U.S. federal law enforcement agents arrested two suburban Chicago men accused of trying to join ISIS overseas, while also plotting attacks in the United States. As VOA’s Kane Farabaugh reports from the Midwest state of Illinois, one of those arrested is a soldier of the Illinois National Guard.
Video

Video New Wheelchair Is Easier to Use, Increases Mobility

Traditional push-rim wheelchairs create a lot of stress for arm, shoulder and neck muscles and joints. A redesigned chair, based on readily available bicycle technology, radically increases mobility while reducing the physical effort. VOA’s George Putic reports.
Video

Video Liberia's Almost Last Ebola Patient Grateful but Still Grieving

Beatrice Yardolo was to make history as Liberia’s last Ebola patient.

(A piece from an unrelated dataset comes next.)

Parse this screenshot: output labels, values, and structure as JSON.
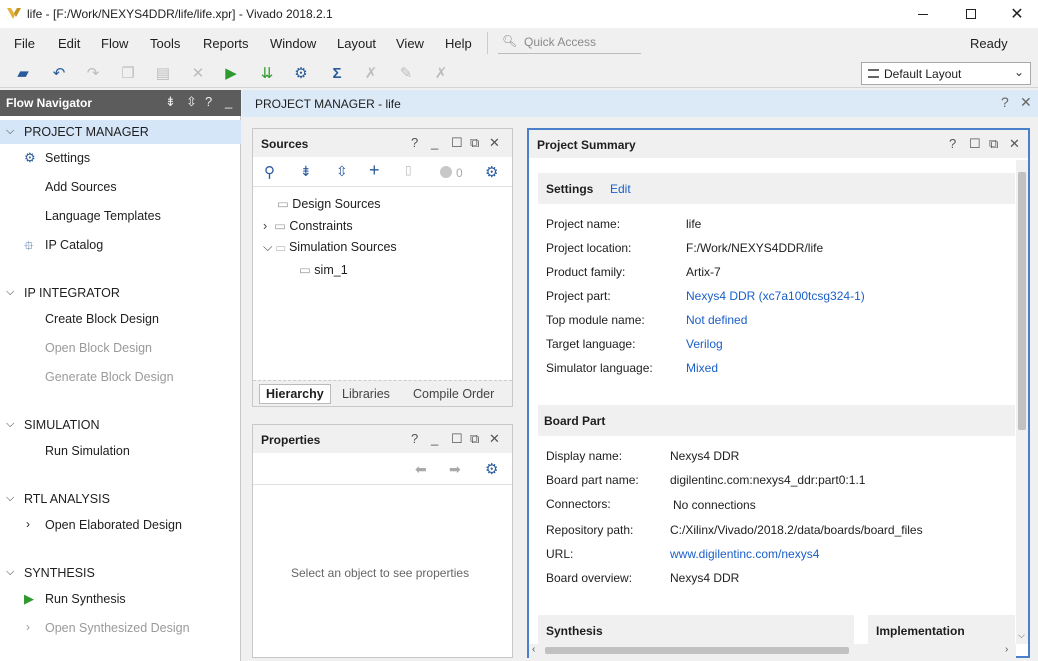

Liberians recently started counting down 42 days, the period that has to go by without a single new infection until the World Health Organization can declare a country Ebola-free. That countdown stopped on March 20 when there was another new case of Ebola, making Yardolo’s story a reminder that Ebola is far from over. Benno Muchler reports from Monrovia.
Video

Video Cambodian Land Grabs Threaten Traditional Communities

Indigenous communities in Cambodia's Ratanakiri province say the government’s economic land concession policy is taking away their land and traditional way of life, making many fear that their identity will soon be lost. Local authorities, though, have denied this is the case. VOA's Say Mony went to investigate and filed this report, narrated by Colin Lovett.
Video

Video Space Program Status Disappoints 'Last Man on the Moon'

One of the films that drew big crowds last week at the annual South by Southwest festival in Austin, Texas, tells the story of the last human being to stand on the moon, U.S. astronaut Eugene Cernan. It has been 42 years since Cernan returned from the moon and he laments that no one else has gone there since. VOA’s Greg Flakus reports.

VOA Blogs

Circumventing Censorship

An Internet Primer for Healthy Web Habits

As surveillance and censoring technologies advance, so, too, do new tools for your computer or mobile device that help protect your privacy and break through Internet censorship.
More